His father, Luigi Comboni, was a gardener at ‘Tesoul’, a property belonging to a magistrate of the area. The Comboni family lived next to this property, in a modest house, as we can see in the photo, but still standing in a good state.
The name “Limone” comes from the lemons grown in the area. ‘Tesoul’ was a lemon grove. Daniel grew up in this simple and poor surroundings, where he attended two years of primary school.
At the time, the political and social milieu was not a peaceful one. The Austrian Empire ruled over a large area of northern Italy and the Italians were demanding independence and unity for their country.
Daniel’s parents did their best to give him a Christian upbringing by their commitment and testimony of their faith and by the witness of a Christian family life.

From his Writings:

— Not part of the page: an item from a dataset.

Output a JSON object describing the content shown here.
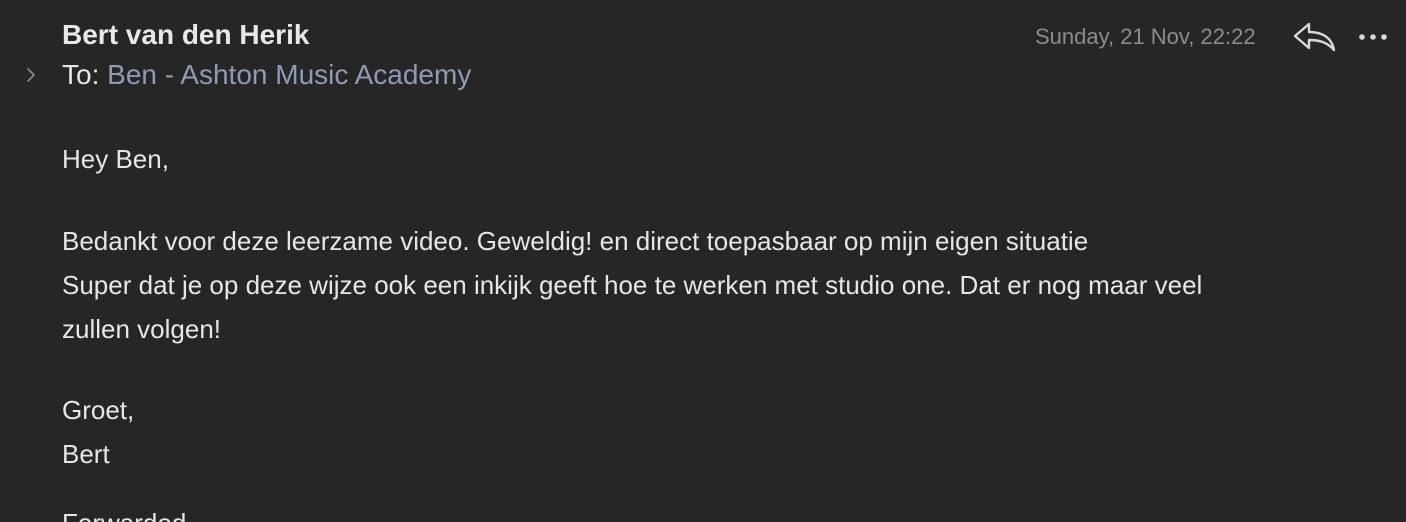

“It seemed to me only last night, when I was still very young; it seemed only last night when as a small boy I was learning on my mother’s knees how to make the sign of the cross, or when from the famous valley of Tesou, where I breathed my first gasps of life, I used to set off all by myself to visit your outstanding patriarchal family to learn the a, b, c of the Italian language under the well known teacher D.
Pietro, your dear uncle, who with the patience of Job, the determination of a German and, more often than not, the assistance of a punishing stick, for the considerable monthly wage of 75 cents, concentrated with energy on my education.”
Letter to Dr. Benedetto Patuzzi, 15 March 1858, from the Kich Tribe in Central Africa. Writing n. 342.